After rejecting the Finkel Review’s recommendation of a Clean Energy Target, the Turnbull government announced it would create a new National Energy Guarantee to deliver more affordable and reliable electricity while meeting its international emissions commitments. This would require the support of the states. The policy found little support from the more conservative faction of the Coalition, or from those calling for action on climate change.
27 Oct 2017: Judgement on eligibility under Section 44(1) of the Constitution
The High Court, acting as the Court of Disputed Returns, handed down judgement that Senators Scott Ludlam, Larissa Waters, Malcolm Roberts, and Fiona Nash, as well as Deputy Prime Minister Barnaby Joyce, were all ruled ineligible to have been elected. A writ for a by-election in Joyce's former seat of New England was issued for 2 December.
2 Dec 2017: Barnaby Joyce wins by-election
Joyce won the New England by-election for his former seat with a 7.5% swing in his favour, and was sworn back into the house 4 days later. This restored the Turnbull government’s 1-seat majority.
8 Dec 2017: Same-sex marriage legalised
After a 61.6% ‘yes’ vote in the Australian Marriage Law Postal Survey, the Governor-General gave his assent to the Marriage Amendment (Definition and Religious Freedoms) Bill, which redefined marriage as a ‘union of two people’ and removed other gendered language from the Marriage Act 1961.
8 Mar 2018: Trans-Pacific Partnership
Australia and 11 other countries signed the Trans Pacific Partnership (TPP) free trade agreement.
21 Aug 2018: First leadership challenge
Turnbull survived a leadership challenge in the Liberal party room meeting.
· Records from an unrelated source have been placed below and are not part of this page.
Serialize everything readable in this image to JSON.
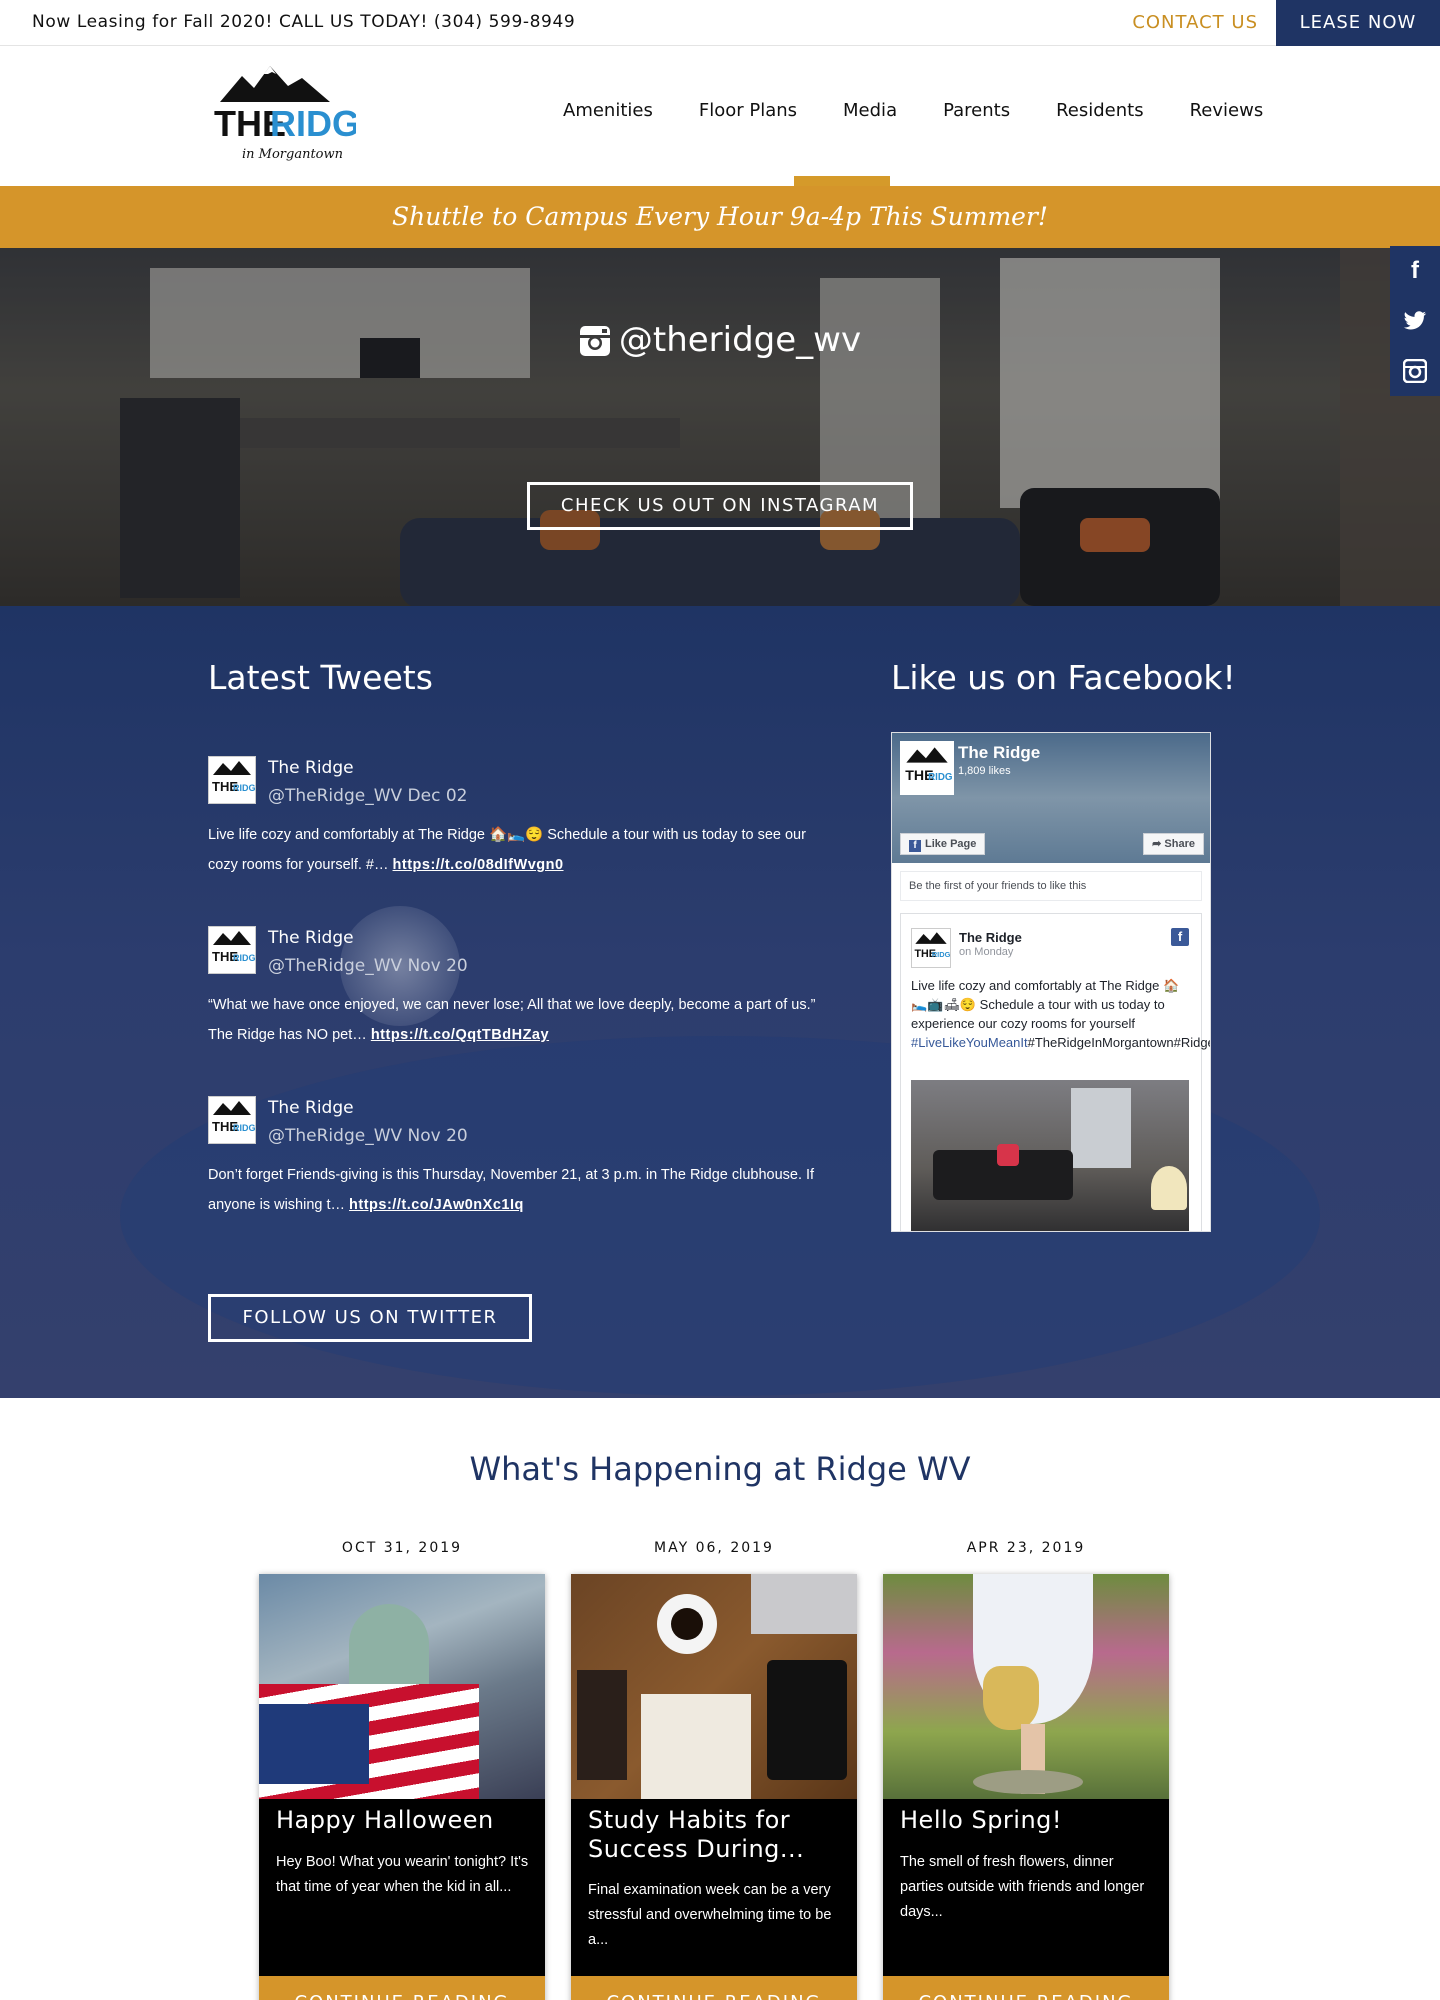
{
  "topbar": {
    "message": "Now Leasing for Fall 2020! CALL US TODAY! (304) 599-8949",
    "contact_label": "CONTACT US",
    "lease_label": "LEASE NOW"
  },
  "logo": {
    "line1": "THE",
    "line2": "RIDGE",
    "line3": "in Morgantown"
  },
  "nav": {
    "items": [
      "Amenities",
      "Floor Plans",
      "Media",
      "Parents",
      "Residents",
      "Reviews"
    ],
    "active": "Media"
  },
  "promo": {
    "text": "Shuttle to Campus Every Hour 9a-4p This Summer!"
  },
  "hero": {
    "instagram_handle": "@theridge_wv",
    "button_label": "CHECK US OUT ON INSTAGRAM"
  },
  "social_sidebar": {
    "items": [
      "facebook-icon",
      "twitter-icon",
      "instagram-icon"
    ]
  },
  "tweets_section": {
    "title": "Latest Tweets",
    "button_label": "FOLLOW US ON TWITTER",
    "tweets": [
      {
        "name": "The Ridge",
        "handle_date": "@TheRidge_WV Dec 02",
        "text": "Live life cozy and comfortably at The Ridge 🏠🛌😌 Schedule a tour with us today to see our cozy rooms for yourself. #…",
        "link": "https://t.co/08dIfWvgn0"
      },
      {
        "name": "The Ridge",
        "handle_date": "@TheRidge_WV Nov 20",
        "text": "“What we have once enjoyed, we can never lose; All that we love deeply, become a part of us.” The Ridge has NO pet…",
        "link": "https://t.co/QqtTBdHZay"
      },
      {
        "name": "The Ridge",
        "handle_date": "@TheRidge_WV Nov 20",
        "text": "Don’t forget Friends-giving is this Thursday, November 21, at 3 p.m. in The Ridge clubhouse. If anyone is wishing t…",
        "link": "https://t.co/JAw0nXc1Iq"
      }
    ]
  },
  "facebook_section": {
    "title": "Like us on Facebook!",
    "page_name": "The Ridge",
    "likes": "1,809 likes",
    "like_button": "Like Page",
    "share_button": "Share",
    "friends_text": "Be the first of your friends to like this",
    "post": {
      "author": "The Ridge",
      "date": "on Monday",
      "text": "Live life cozy and comfortably at The Ridge 🏠🛌📺🛋😌 Schedule a tour with us today to experience our cozy rooms for yourself",
      "hashtag": "#LiveLikeYouMeanIt",
      "tags_rest": "#TheRidgeInMorgantown#RidgeToTheRescue"
    }
  },
  "blog": {
    "title": "What's Happening at Ridge WV",
    "posts": [
      {
        "date": "OCT 31, 2019",
        "title": "Happy Halloween",
        "excerpt": "Hey Boo! What you wearin' tonight? It's that time of year when the kid in all...",
        "more": "CONTINUE READING"
      },
      {
        "date": "MAY 06, 2019",
        "title": "Study Habits for Success During...",
        "excerpt": "Final examination week can be a very stressful and overwhelming time to be a...",
        "more": "CONTINUE READING"
      },
      {
        "date": "APR 23, 2019",
        "title": "Hello Spring!",
        "excerpt": "The smell of fresh flowers, dinner parties outside with friends and longer days...",
        "more": "CONTINUE READING"
      }
    ]
  },
  "colors": {
    "navy": "#1f3464",
    "gold": "#d5952a",
    "contact_gold": "#c98f22"
  }
}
Minister for Home Affairs Peter Dutton unsuccessfully challenged, with Turnbull retaining leadership 48-35. The challenge highlighted ideological tension between the party’s moderates led by Turnbull, and the conservatives led by Dutton and former Prime Minister Tony Abbott.
Labour moved a motion of no-confidence in the Prime Minister in the lower house of parliament which failed, Turnbull retained leadership 76 votes to 67.
24 Aug 2018: Second leadership challenge
Peter Dutton presented Turnbull with a petition calling for a party room meeting signed by 43 party members indicating he had lost majority party support triggering a leaders spill. The motion to declare the leadership position vacant was passed at 45-40 votes. Turnbull decided not to stand in the resulting leadership ballot. Scott Morrison was elected leader of the Liberal Party, defeating Peter Dutton and Julie Bishop, 45-40 votes.
31 Aug 2018: Leaves Parliament
Former Prime Minister Malcolm Turnbull tendered his resignation to the Speaker of the House of Representatives on Friday, formally bringing to an end his 14 year career as a federal member of Parliament.